This paper analyzes empirically the economic factors associated with the approval of a Fund financial arrangement with a member country. It specifies two alternative probit models that determine the probability that a financial arrangement will be approved for a given country in a given year. The analysis distinguishes between the observable factors likely to induce a country to seek financial assistance from the Fund and the government policy actions most closely associated with the Fund’s decision whether to approve an arrangement. The estimates, based on the most comprehensive data set compiled to date for this purpose (annual observations on major economic variables for 91 developing countries over 1973-1991), indicate a reasonably well-identified set of economic factors that are quantitatively important as determinants of the likelihood that a Fund financial arrangement will be approved for a country in any given year.
As regards the economic variables that induce a country to seek a Fund arrangement, the estimates corroborate earlier work suggesting that a low level of international reserve holdings or low per capita GDP are likely to be important determinants of the country’s decision. In addition, however, the results provide a measure of the quantitative importance of other factors that have received less attention in earlier studies as determinants of a country’s interest in seeking an arrangement. These include a high ratio of external debt service to export earnings, overvaluation of the real exchange rate, weak growth of real per capita GDP, a low rate of domestic investment, and experience in implementing an adjustment program under a previous Fund arrangement. The paper finds that policy measures to enhance fiscal revenues, to reduce government expenditures, to tighten domestic credit, and to adjust the exchange rate are significant in increasing the probability of Fund approval of an arrangement. The results appear to be empirically robust, since estimated equations that incorporate the factors outlined above are able to predict correctly a large proportion (over 80 percent) of the events of approval or non-approval of a Fund financial arrangement for the sample of 1,516 (country-year) observations.

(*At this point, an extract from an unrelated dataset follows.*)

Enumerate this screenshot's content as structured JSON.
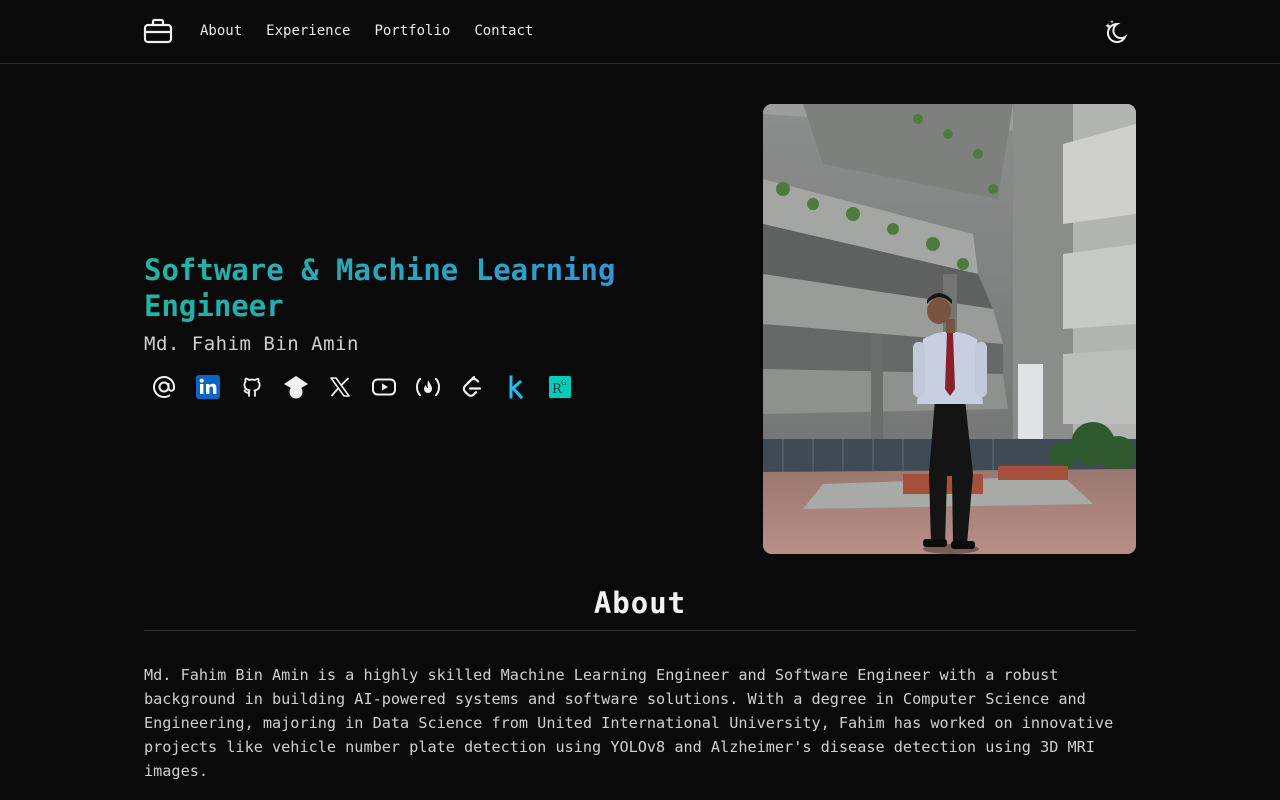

The conclusions of the paper should not be interpreted to suggest that the event of approval of a financial arrangement is mechanically predictable on the basis of observable economic factors alone, since the discussions that lead up to a Fund arrangement with a country are often complex and time-consuming. But the empirical results suggest that approval is at least partly explainable and predictable by a limited number of the observable economic factors that the analysis posits as likely determinants of the “demand for” and “supply of” a Fund arrangement. Thus, although judgment and experience will remain essential ingredients in identifying countries that could potentially become candidates for a Fund arrangement, the empirical results suggest that systematic empirical analysis of probit equations along the lines considered here might provide useful supplementary information.